WORK INSTRUCTION
Before writing out the records, remove the pictures; keep everything else exact.

ENTRIES SUPPLIED
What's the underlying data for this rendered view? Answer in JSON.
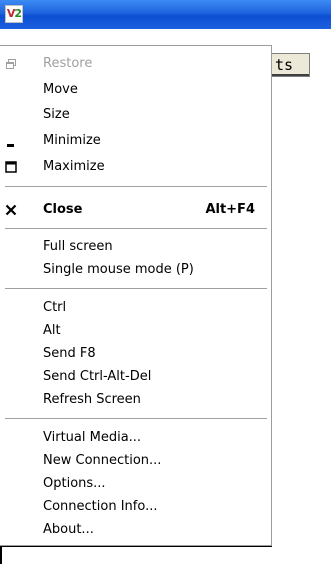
{
  "window": {
    "icon_text_a": "V",
    "icon_text_b": "2",
    "background_button_label": "ts"
  },
  "menu": {
    "restore": "Restore",
    "move": "Move",
    "size": "Size",
    "minimize": "Minimize",
    "maximize": "Maximize",
    "close": "Close",
    "close_shortcut": "Alt+F4",
    "full_screen": "Full screen",
    "single_mouse_mode": "Single mouse mode (P)",
    "ctrl": "Ctrl",
    "alt": "Alt",
    "send_f8": "Send F8",
    "send_ctrl_alt_del": "Send Ctrl-Alt-Del",
    "refresh_screen": "Refresh Screen",
    "virtual_media": "Virtual Media...",
    "new_connection": "New Connection...",
    "options": "Options...",
    "connection_info": "Connection Info...",
    "about": "About..."
  },
  "icons": {
    "restore": "restore-icon",
    "minimize": "minimize-icon",
    "maximize": "maximize-icon",
    "close": "close-icon"
  },
  "colors": {
    "titlebar": "#1f63de",
    "disabled_text": "#a0a0a0",
    "separator": "#a0a0a0"
  }
}
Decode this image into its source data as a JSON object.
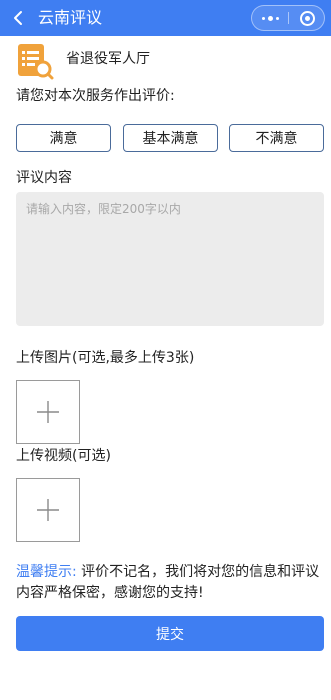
{
  "navbar": {
    "title": "云南评议",
    "back_icon": "chevron-left-icon",
    "more_icon": "more-dots-icon",
    "close_icon": "target-circle-icon",
    "bg_color": "#3f7ef2"
  },
  "department": {
    "name": "省退役军人厅",
    "icon": "document-search-icon",
    "icon_color": "#f0a23b"
  },
  "rating": {
    "prompt": "请您对本次服务作出评价:",
    "options": [
      "满意",
      "基本满意",
      "不满意"
    ]
  },
  "comment": {
    "label": "评议内容",
    "placeholder": "请输入内容，限定200字以内",
    "value": ""
  },
  "upload_image": {
    "label": "上传图片(可选,最多上传3张)",
    "icon": "plus-icon"
  },
  "upload_video": {
    "label": "上传视频(可选)",
    "icon": "plus-icon"
  },
  "tips": {
    "label": "温馨提示:",
    "text": "评价不记名，我们将对您的信息和评议内容严格保密，感谢您的支持!"
  },
  "submit": {
    "label": "提交"
  }
}
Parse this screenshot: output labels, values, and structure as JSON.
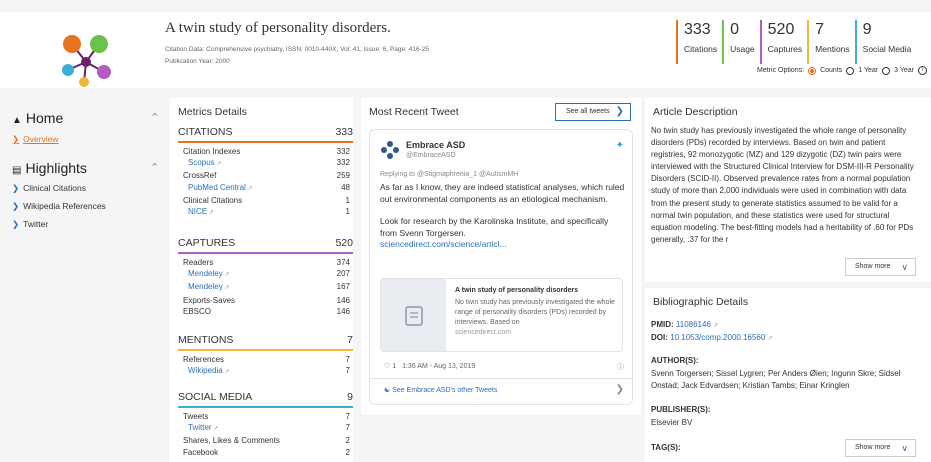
{
  "header": {
    "title": "A twin study of personality disorders.",
    "citation_data": "Citation Data: Comprehensive psychiatry, ISSN: 0010-440X, Vol: 41, Issue: 6, Page: 416-25",
    "publication_year": "Publication Year: 2000",
    "metrics": [
      {
        "value": "333",
        "label": "Citations",
        "color": "#e8731e"
      },
      {
        "value": "0",
        "label": "Usage",
        "color": "#6cc24a"
      },
      {
        "value": "520",
        "label": "Captures",
        "color": "#b45cc4"
      },
      {
        "value": "7",
        "label": "Mentions",
        "color": "#f2b43a"
      },
      {
        "value": "9",
        "label": "Social Media",
        "color": "#3ab0d8"
      }
    ],
    "metric_options_label": "Metric Options:",
    "metric_options": [
      "Counts",
      "1 Year",
      "3 Year"
    ],
    "metric_options_selected": "Counts"
  },
  "nav": {
    "home": "Home",
    "overview": "Overview",
    "highlights": "Highlights",
    "highlight_items": [
      "Clinical Citations",
      "Wikipedia References",
      "Twitter"
    ]
  },
  "metrics_panel": {
    "title": "Metrics Details",
    "sections": [
      {
        "name": "CITATIONS",
        "total": "333",
        "color": "#e8731e",
        "rows": [
          {
            "label": "Citation Indexes",
            "value": "332",
            "link": false
          },
          {
            "label": "Scopus",
            "value": "332",
            "link": true
          },
          {
            "label": "CrossRef",
            "value": "259",
            "link": false
          },
          {
            "label": "PubMed Central",
            "value": "48",
            "link": true
          },
          {
            "label": "Clinical Citations",
            "value": "1",
            "link": false
          },
          {
            "label": "NICE",
            "value": "1",
            "link": true
          }
        ]
      },
      {
        "name": "CAPTURES",
        "total": "520",
        "color": "#b45cc4",
        "rows": [
          {
            "label": "Readers",
            "value": "374",
            "link": false
          },
          {
            "label": "Mendeley",
            "value": "207",
            "link": true
          },
          {
            "label": "Mendeley",
            "value": "167",
            "link": true
          },
          {
            "label": "Exports-Saves",
            "value": "146",
            "link": false
          },
          {
            "label": "EBSCO",
            "value": "146",
            "link": false
          }
        ]
      },
      {
        "name": "MENTIONS",
        "total": "7",
        "color": "#f2b43a",
        "rows": [
          {
            "label": "References",
            "value": "7",
            "link": false
          },
          {
            "label": "Wikipedia",
            "value": "7",
            "link": true
          }
        ]
      },
      {
        "name": "SOCIAL MEDIA",
        "total": "9",
        "color": "#3ab0d8",
        "rows": [
          {
            "label": "Tweets",
            "value": "7",
            "link": false
          },
          {
            "label": "Twitter",
            "value": "7",
            "link": true
          },
          {
            "label": "Shares, Likes & Comments",
            "value": "2",
            "link": false
          },
          {
            "label": "Facebook",
            "value": "2",
            "link": false
          }
        ]
      }
    ]
  },
  "tweet_panel": {
    "title": "Most Recent Tweet",
    "see_all": "See all tweets",
    "name": "Embrace ASD",
    "handle": "@EmbraceASD",
    "reply": "Replying to @Stigmaphrenia_1 @AutismMH",
    "text1": "As far as I know, they are indeed statistical analyses, which ruled out environmental components as an etiological mechanism.",
    "text2": "Look for research by the Karolinska Institute, and specifically from Svenn Torgersen.",
    "link": "sciencedirect.com/science/articl...",
    "card_title": "A twin study of personality disorders",
    "card_desc": "No twin study has previously investigated the whole range of personality disorders (PDs) recorded by interviews. Based on",
    "card_domain": "sciencedirect.com",
    "likes": "1",
    "time": "1:36 AM - Aug 13, 2019",
    "more": "See Embrace ASD's other Tweets"
  },
  "article_panel": {
    "title": "Article Description",
    "abstract": "No twin study has previously investigated the whole range of personality disorders (PDs) recorded by interviews. Based on twin and patient registries, 92 monozygotic (MZ) and 129 dizygotic (DZ) twin pairs were interviewed with the Structured Clinical Interview for DSM-III-R Personality Disorders (SCID-II). Observed prevalence rates from a normal population study of more than 2,000 individuals were used in combination with data from the present study to generate statistics assumed to be valid for a normal twin population, and these statistics were used for structural equation modeling. The best-fitting models had a heritability of .60 for PDs generally, .37 for the r",
    "show_more": "Show more"
  },
  "biblio_panel": {
    "title": "Bibliographic Details",
    "pmid_label": "PMID:",
    "pmid": "11086146",
    "doi_label": "DOI:",
    "doi": "10.1053/comp.2000.16560",
    "authors_label": "AUTHOR(S):",
    "authors": "Svenn Torgersen; Sissel Lygren; Per Anders Øien; Ingunn Skre; Sidsel Onstad; Jack Edvardsen; Kristian Tambs; Einar Kringlen",
    "publisher_label": "PUBLISHER(S):",
    "publisher": "Elsevier BV",
    "tags_label": "TAG(S):",
    "show_more": "Show more"
  }
}
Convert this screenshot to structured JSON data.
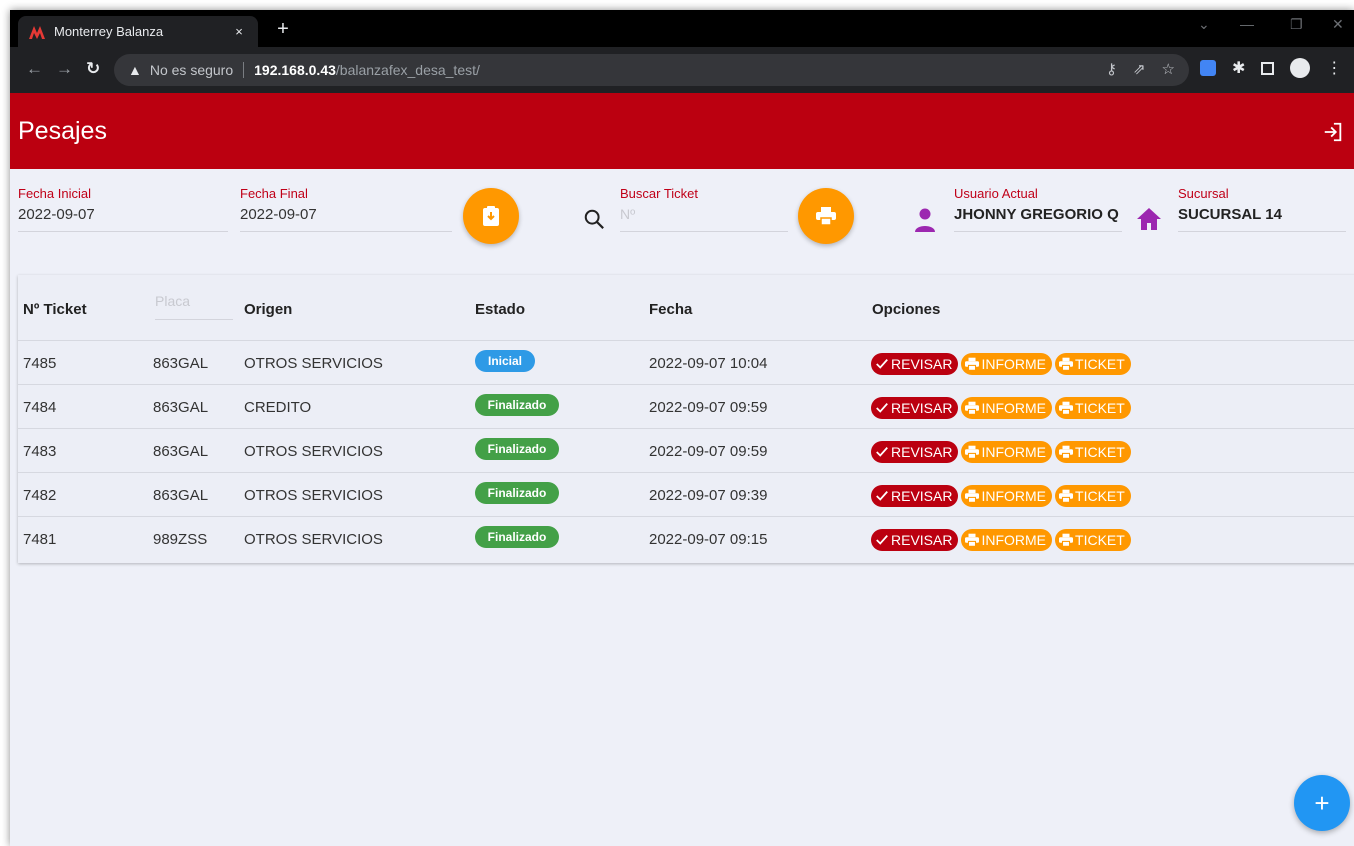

OUTPUT OF THE TASK
What's the underlying data for this rendered view? Answer in JSON.
{
  "window": {
    "icon_text_a": "V",
    "icon_text_b": "2",
    "background_button_label": "ts"
  },
  "menu": {
    "restore": "Restore",
    "move": "Move",
    "size": "Size",
    "minimize": "Minimize",
    "maximize": "Maximize",
    "close": "Close",
    "close_shortcut": "Alt+F4",
    "full_screen": "Full screen",
    "single_mouse_mode": "Single mouse mode (P)",
    "ctrl": "Ctrl",
    "alt": "Alt",
    "send_f8": "Send F8",
    "send_ctrl_alt_del": "Send Ctrl-Alt-Del",
    "refresh_screen": "Refresh Screen",
    "virtual_media": "Virtual Media...",
    "new_connection": "New Connection...",
    "options": "Options...",
    "connection_info": "Connection Info...",
    "about": "About..."
  },
  "icons": {
    "restore": "restore-icon",
    "minimize": "minimize-icon",
    "maximize": "maximize-icon",
    "close": "close-icon"
  },
  "colors": {
    "titlebar": "#1f63de",
    "disabled_text": "#a0a0a0",
    "separator": "#a0a0a0"
  }
}
Decode this image into its source data as a JSON object.
{
  "navbar": {
    "title": "云南评议",
    "back_icon": "chevron-left-icon",
    "more_icon": "more-dots-icon",
    "close_icon": "target-circle-icon",
    "bg_color": "#3f7ef2"
  },
  "department": {
    "name": "省退役军人厅",
    "icon": "document-search-icon",
    "icon_color": "#f0a23b"
  },
  "rating": {
    "prompt": "请您对本次服务作出评价:",
    "options": [
      "满意",
      "基本满意",
      "不满意"
    ]
  },
  "comment": {
    "label": "评议内容",
    "placeholder": "请输入内容，限定200字以内",
    "value": ""
  },
  "upload_image": {
    "label": "上传图片(可选,最多上传3张)",
    "icon": "plus-icon"
  },
  "upload_video": {
    "label": "上传视频(可选)",
    "icon": "plus-icon"
  },
  "tips": {
    "label": "温馨提示:",
    "text": "评价不记名，我们将对您的信息和评议内容严格保密，感谢您的支持!"
  },
  "submit": {
    "label": "提交"
  }
}
Parse this screenshot: output labels, values, and structure as JSON.
{
  "header": {
    "title": "A twin study of personality disorders.",
    "citation_data": "Citation Data: Comprehensive psychiatry, ISSN: 0010-440X, Vol: 41, Issue: 6, Page: 416-25",
    "publication_year": "Publication Year: 2000",
    "metrics": [
      {
        "value": "333",
        "label": "Citations",
        "color": "#e8731e"
      },
      {
        "value": "0",
        "label": "Usage",
        "color": "#6cc24a"
      },
      {
        "value": "520",
        "label": "Captures",
        "color": "#b45cc4"
      },
      {
        "value": "7",
        "label": "Mentions",
        "color": "#f2b43a"
      },
      {
        "value": "9",
        "label": "Social Media",
        "color": "#3ab0d8"
      }
    ],
    "metric_options_label": "Metric Options:",
    "metric_options": [
      "Counts",
      "1 Year",
      "3 Year"
    ],
    "metric_options_selected": "Counts"
  },
  "nav": {
    "home": "Home",
    "overview": "Overview",
    "highlights": "Highlights",
    "highlight_items": [
      "Clinical Citations",
      "Wikipedia References",
      "Twitter"
    ]
  },
  "metrics_panel": {
    "title": "Metrics Details",
    "sections": [
      {
        "name": "CITATIONS",
        "total": "333",
        "color": "#e8731e",
        "rows": [
          {
            "label": "Citation Indexes",
            "value": "332",
            "link": false
          },
          {
            "label": "Scopus",
            "value": "332",
            "link": true
          },
          {
            "label": "CrossRef",
            "value": "259",
            "link": false
          },
          {
            "label": "PubMed Central",
            "value": "48",
            "link": true
          },
          {
            "label": "Clinical Citations",
            "value": "1",
            "link": false
          },
          {
            "label": "NICE",
            "value": "1",
            "link": true
          }
        ]
      },
      {
        "name": "CAPTURES",
        "total": "520",
        "color": "#b45cc4",
        "rows": [
          {
            "label": "Readers",
            "value": "374",
            "link": false
          },
          {
            "label": "Mendeley",
            "value": "207",
            "link": true
          },
          {
            "label": "Mendeley",
            "value": "167",
            "link": true
          },
          {
            "label": "Exports-Saves",
            "value": "146",
            "link": false
          },
          {
            "label": "EBSCO",
            "value": "146",
            "link": false
          }
        ]
      },
      {
        "name": "MENTIONS",
        "total": "7",
        "color": "#f2b43a",
        "rows": [
          {
            "label": "References",
            "value": "7",
            "link": false
          },
          {
            "label": "Wikipedia",
            "value": "7",
            "link": true
          }
        ]
      },
      {
        "name": "SOCIAL MEDIA",
        "total": "9",
        "color": "#3ab0d8",
        "rows": [
          {
            "label": "Tweets",
            "value": "7",
            "link": false
          },
          {
            "label": "Twitter",
            "value": "7",
            "link": true
          },
          {
            "label": "Shares, Likes & Comments",
            "value": "2",
            "link": false
          },
          {
            "label": "Facebook",
            "value": "2",
            "link": false
          }
        ]
      }
    ]
  },
  "tweet_panel": {
    "title": "Most Recent Tweet",
    "see_all": "See all tweets",
    "name": "Embrace ASD",
    "handle": "@EmbraceASD",
    "reply": "Replying to @Stigmaphrenia_1 @AutismMH",
    "text1": "As far as I know, they are indeed statistical analyses, which ruled out environmental components as an etiological mechanism.",
    "text2": "Look for research by the Karolinska Institute, and specifically from Svenn Torgersen.",
    "link": "sciencedirect.com/science/articl...",
    "card_title": "A twin study of personality disorders",
    "card_desc": "No twin study has previously investigated the whole range of personality disorders (PDs) recorded by interviews. Based on",
    "card_domain": "sciencedirect.com",
    "likes": "1",
    "time": "1:36 AM - Aug 13, 2019",
    "more": "See Embrace ASD's other Tweets"
  },
  "article_panel": {
    "title": "Article Description",
    "abstract": "No twin study has previously investigated the whole range of personality disorders (PDs) recorded by interviews. Based on twin and patient registries, 92 monozygotic (MZ) and 129 dizygotic (DZ) twin pairs were interviewed with the Structured Clinical Interview for DSM-III-R Personality Disorders (SCID-II). Observed prevalence rates from a normal population study of more than 2,000 individuals were used in combination with data from the present study to generate statistics assumed to be valid for a normal twin population, and these statistics were used for structural equation modeling. The best-fitting models had a heritability of .60 for PDs generally, .37 for the r",
    "show_more": "Show more"
  },
  "biblio_panel": {
    "title": "Bibliographic Details",
    "pmid_label": "PMID:",
    "pmid": "11086146",
    "doi_label": "DOI:",
    "doi": "10.1053/comp.2000.16560",
    "authors_label": "AUTHOR(S):",
    "authors": "Svenn Torgersen; Sissel Lygren; Per Anders Øien; Ingunn Skre; Sidsel Onstad; Jack Edvardsen; Kristian Tambs; Einar Kringlen",
    "publisher_label": "PUBLISHER(S):",
    "publisher": "Elsevier BV",
    "tags_label": "TAG(S):",
    "show_more": "Show more"
  }
}
Convert this screenshot to structured JSON data.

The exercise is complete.